··· Material to process ···
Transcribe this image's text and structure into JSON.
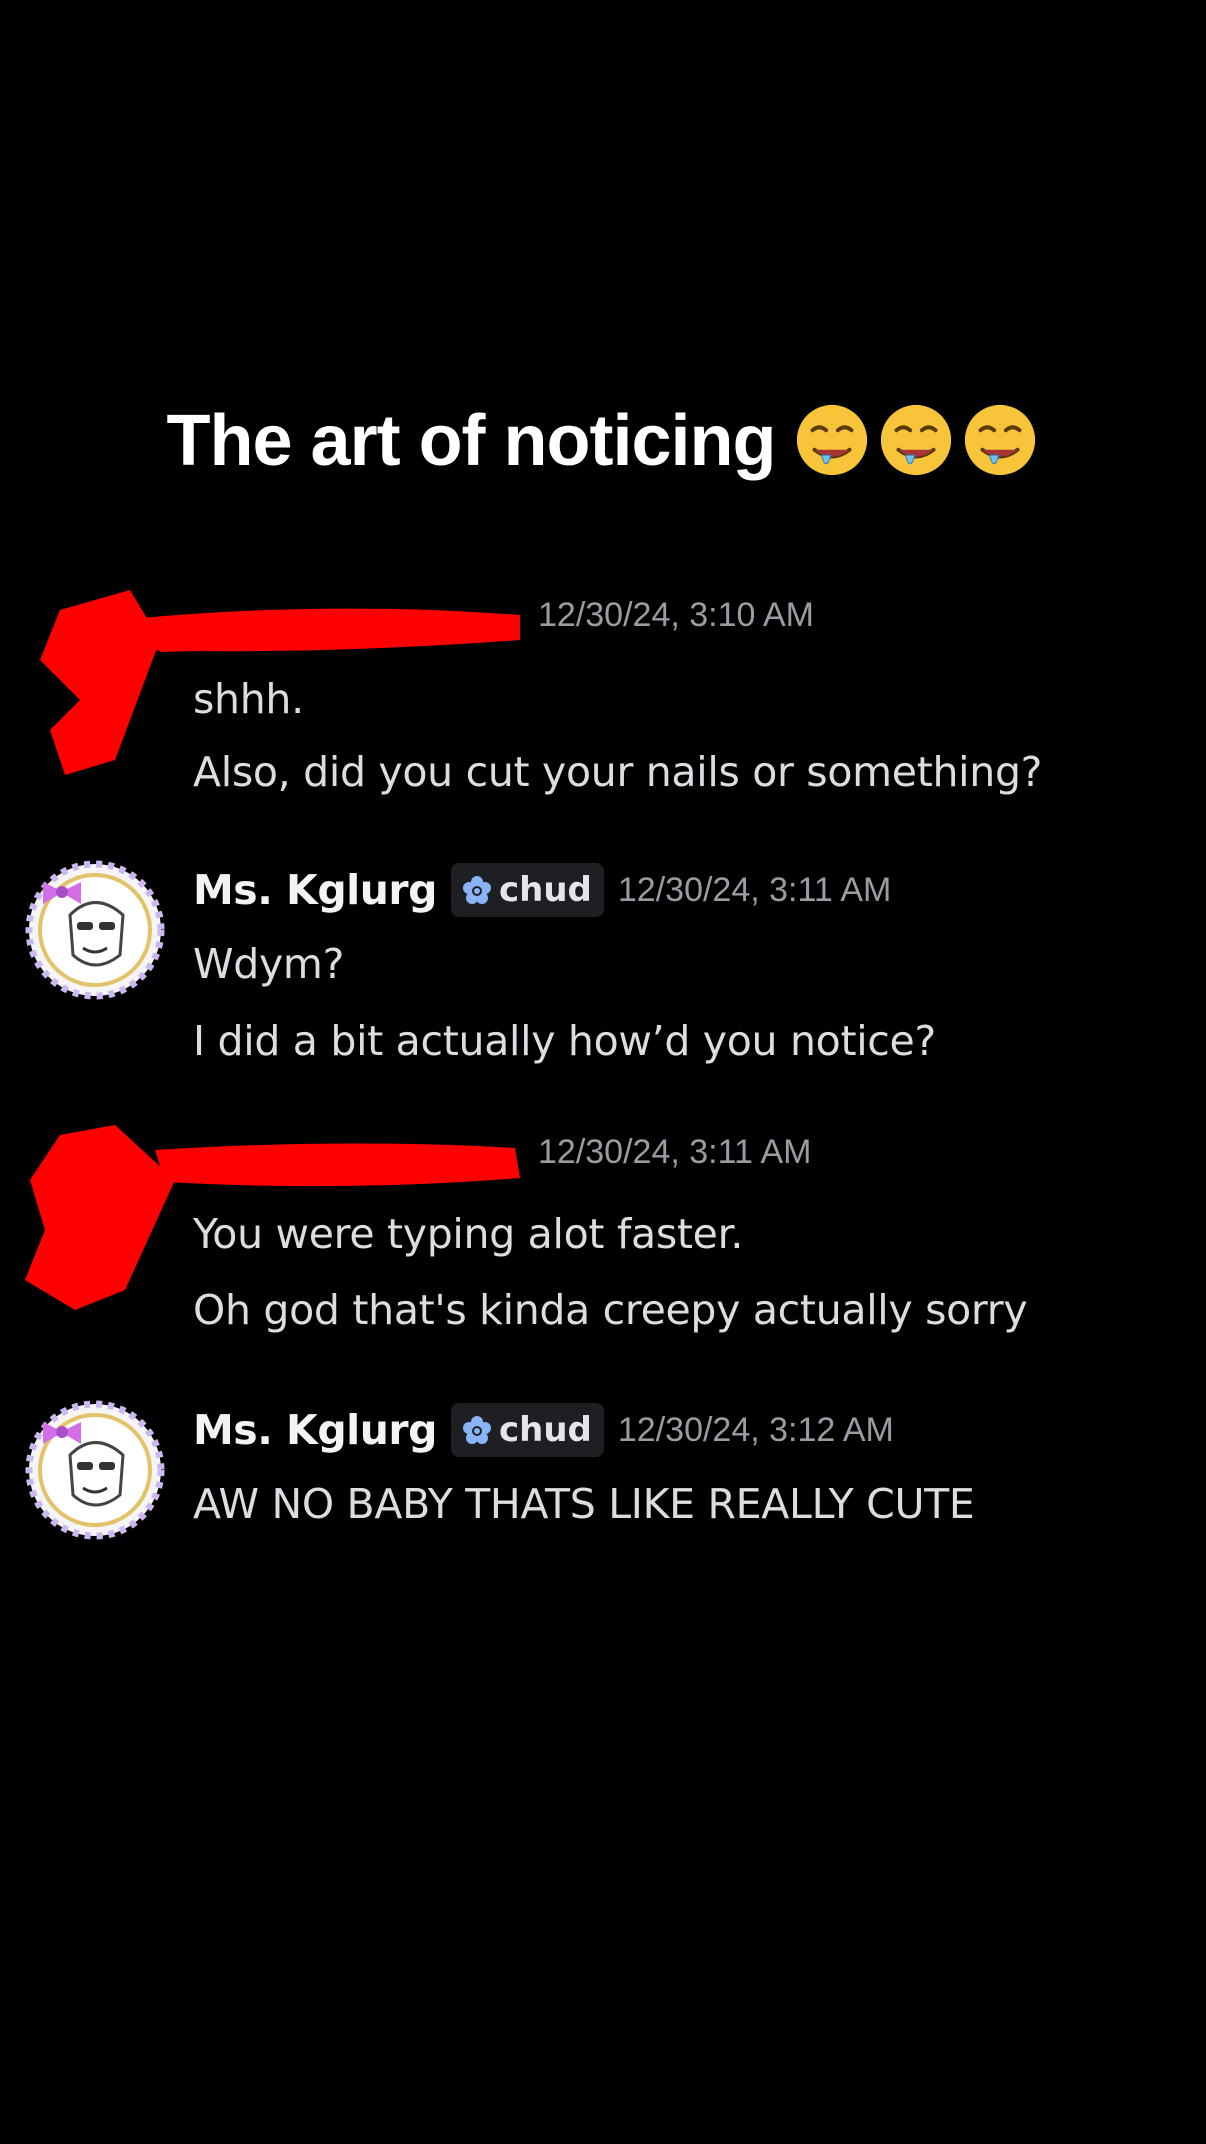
{
  "caption": {
    "text": "The art of noticing",
    "emoji": [
      "drooling-face",
      "drooling-face",
      "drooling-face"
    ]
  },
  "messages": [
    {
      "author": "",
      "author_redacted": true,
      "timestamp": "12/30/24, 3:10 AM",
      "lines": [
        "shhh.",
        "Also, did you cut your nails or something?"
      ]
    },
    {
      "author": "Ms. Kglurg",
      "tag": "chud",
      "tag_icon": "flower-icon",
      "timestamp": "12/30/24, 3:11 AM",
      "lines": [
        "Wdym?",
        "I did a bit actually how’d you notice?"
      ]
    },
    {
      "author": "",
      "author_redacted": true,
      "timestamp": "12/30/24, 3:11 AM",
      "lines": [
        "You were typing alot faster.",
        "Oh god that's kinda creepy actually sorry"
      ]
    },
    {
      "author": "Ms. Kglurg",
      "tag": "chud",
      "tag_icon": "flower-icon",
      "timestamp": "12/30/24, 3:12 AM",
      "lines": [
        "AW NO BABY THATS LIKE REALLY CUTE"
      ]
    }
  ],
  "colors": {
    "background": "#000000",
    "username": "#f2f3f5",
    "message_text": "#dbdee1",
    "timestamp": "#9a9ca3",
    "tag_background": "#1e1f22",
    "tag_icon": "#8ab4f8",
    "redaction": "#ff0000"
  }
}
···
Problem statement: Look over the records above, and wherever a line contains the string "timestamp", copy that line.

Worked solution:
      "timestamp": "12/30/24, 3:10 AM",
      "timestamp": "12/30/24, 3:11 AM",
      "timestamp": "12/30/24, 3:11 AM",
      "timestamp": "12/30/24, 3:12 AM",
    "timestamp": "#9a9ca3",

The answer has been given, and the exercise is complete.